A culture of the freshly obtained diarrhea fluid from an infected patient is the only way to confirm the diagnosis. However, this test is not always positive, especially in patients already on antibiotics. It also takes several days to culture the bacteria. Newer detection methods are being developed to detect Shigella faster. In the meantime, there is no cure for Shigella enteritis. But antibiotics do help reduce the incidence of diarrhea in infected patients.
Shigella virus

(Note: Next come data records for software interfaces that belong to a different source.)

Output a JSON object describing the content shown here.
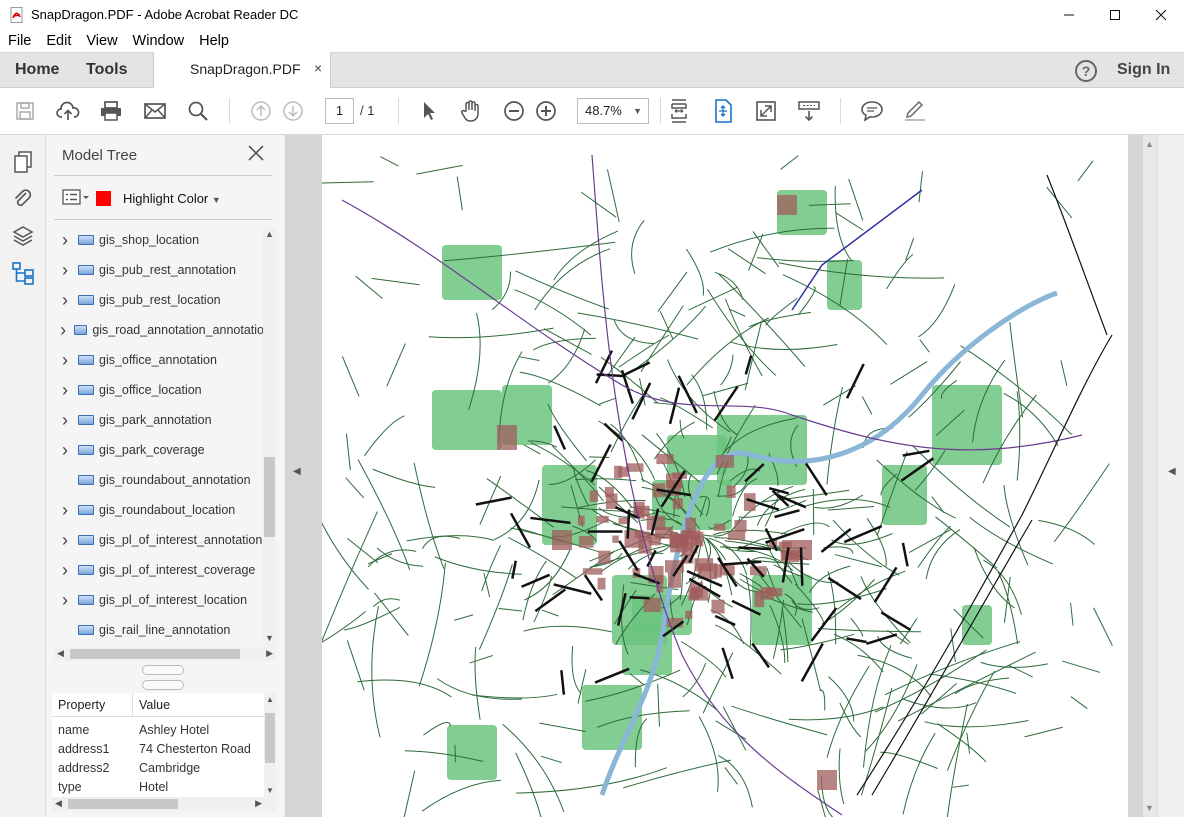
{
  "window": {
    "title": "SnapDragon.PDF - Adobe Acrobat Reader DC",
    "minimize": "—",
    "maximize": "☐",
    "close": "✕"
  },
  "menu": [
    "File",
    "Edit",
    "View",
    "Window",
    "Help"
  ],
  "tabs": {
    "home": "Home",
    "tools": "Tools",
    "document": "SnapDragon.PDF",
    "document_close": "×",
    "help": "?",
    "signin": "Sign In"
  },
  "toolbar": {
    "page_current": "1",
    "page_total": "/ 1",
    "zoom": "48.7%"
  },
  "model_tree": {
    "title": "Model Tree",
    "highlight_label": "Highlight Color",
    "highlight_color": "#ff0000",
    "items": [
      {
        "label": "gis_shop_location",
        "expandable": true
      },
      {
        "label": "gis_pub_rest_annotation",
        "expandable": true
      },
      {
        "label": "gis_pub_rest_location",
        "expandable": true
      },
      {
        "label": "gis_road_annotation_annotatio",
        "expandable": true
      },
      {
        "label": "gis_office_annotation",
        "expandable": true
      },
      {
        "label": "gis_office_location",
        "expandable": true
      },
      {
        "label": "gis_park_annotation",
        "expandable": true
      },
      {
        "label": "gis_park_coverage",
        "expandable": true
      },
      {
        "label": "gis_roundabout_annotation",
        "expandable": false
      },
      {
        "label": "gis_roundabout_location",
        "expandable": true
      },
      {
        "label": "gis_pl_of_interest_annotation",
        "expandable": true
      },
      {
        "label": "gis_pl_of_interest_coverage",
        "expandable": true
      },
      {
        "label": "gis_pl_of_interest_location",
        "expandable": true
      },
      {
        "label": "gis_rail_line_annotation",
        "expandable": false
      }
    ]
  },
  "properties": {
    "col_property": "Property",
    "col_value": "Value",
    "rows": [
      {
        "property": "name",
        "value": "Ashley Hotel"
      },
      {
        "property": "address1",
        "value": "74 Chesterton Road"
      },
      {
        "property": "address2",
        "value": "Cambridge"
      },
      {
        "property": "type",
        "value": "Hotel"
      }
    ]
  },
  "map": {
    "road_color": "#2e6b3a",
    "park_color": "#6cc47e",
    "building_color": "#a05c5c",
    "river_color": "#8ab6d8",
    "rail_color": "#111111",
    "boundary_color": "#6a3d8f"
  }
}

Symptoms of enteritis caused by Shigella virus can be mild or severe, depending on the severity. The infection is easily spread through food or water. Shigella has a very small infectious dose; it only takes less than 100 bacteria to cause infection. This small amount of infectious inoculum facilitates the disease’s spread through contact with the hands, face, or fecal matter. The bacteria can survive in the stomach acid and are usually found in the intestines.

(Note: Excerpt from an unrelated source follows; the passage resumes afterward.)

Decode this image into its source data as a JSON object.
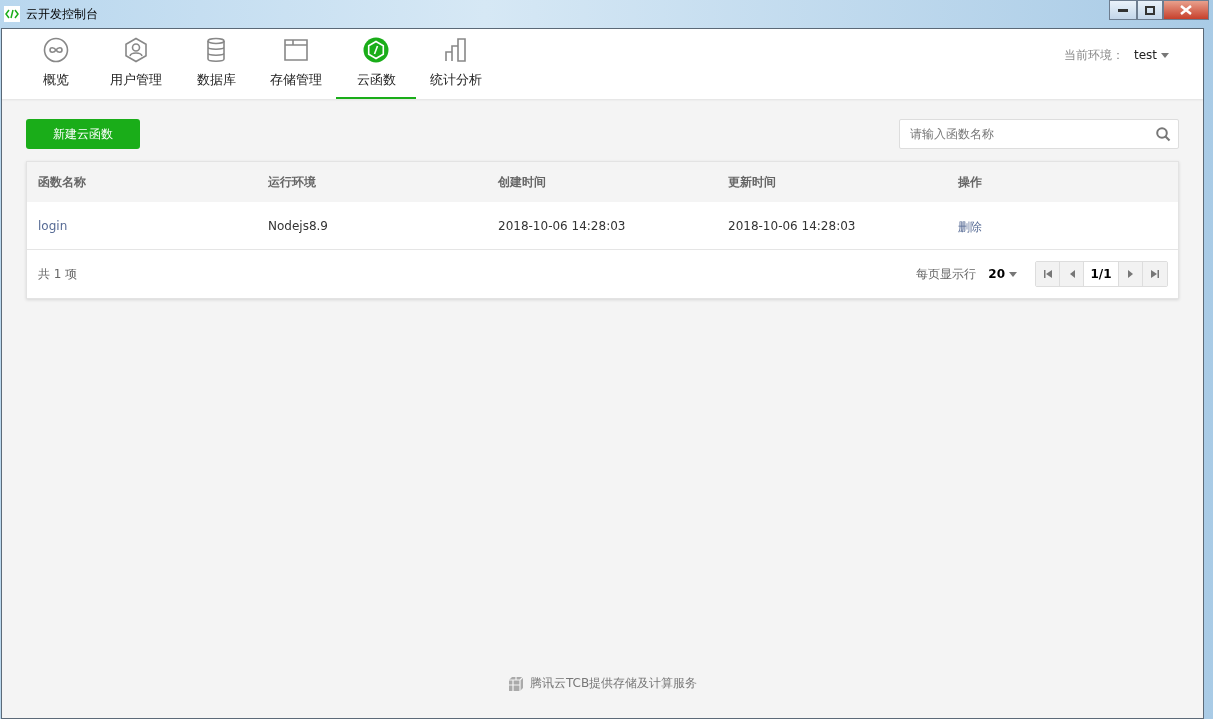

Treatment for shigellosis varies depending on the severity of the disease. Generally, antibiotics are not required, although some patients may require intravenous fluids or diuretics. Diarrhea medications may prolong the illness, however, so it is important to talk to your healthcare provider before stopping any medication. Most cases of shigellosis are self-limiting, so antibiotic treatment is often not necessary.

Infectious enteritis

The global Infectious Enteritis Treatment market is dominated by a few major players, including Actelion Pharmaceuticals, BioGaia, Bristol-Myers Squibb, and GlaxoSmithKline plc. Increasing cases of IBS and diarrhea are also driving market growth. Currently, there is no known cure for irritable bowel syndrome, but there are various treatment options available to alleviate symptoms and prevent future complications.

Infectious enteritis can develop in a number of ways. Most of the time, it is triggered by contaminated food or water. Once germs settle in the small intestine, they cause inflammation and swelling. Inflammation of the small intestine can also spread to the stomach and large intestine. In the long term, this inflammation can lead to colitis and other intestinal problems. Therefore, it’s important to seek medical attention if the symptoms persist for a long time.

Inflammatory bowel disease

Inflammatory bowel disease causes inflammation in the lining of the gastrointestinal tract. There is no cure for Crohn disease, but certain medicines can help patients manage their symptoms. Inflammation can extend through the entire bowel wall, including the muscle and serosa. Symptoms of Crohn disease include frequent diarrhea and the passing of watery stools. Ulcerative colitis may cause diarrhea that contains blood.

Inflammation can also result from a bacterial or viral infection of the digestive tract. As the body creates an immune response to fight off the infection, it inflames the lining of the digestive tract. However, the immune response is not always healthy and goes away once the infection is cured. It is a condition known as an autoimmune response, which attacks the body’s own cells. Because it does not occur due to an external cause, it can last months or even years.

Intravenous therapy

If your child has acute gastroenteritis, you may be considering giving them intravenous fluids. This may have several benefits. First, it can reduce the risk of phlebitis, which is a potentially life-threatening complication. Secondly, it can replenish ongoing diarrheal losses, allowing you to avoid giving them a large IV volume. After the IV, you can give your child an oral rehydration solution.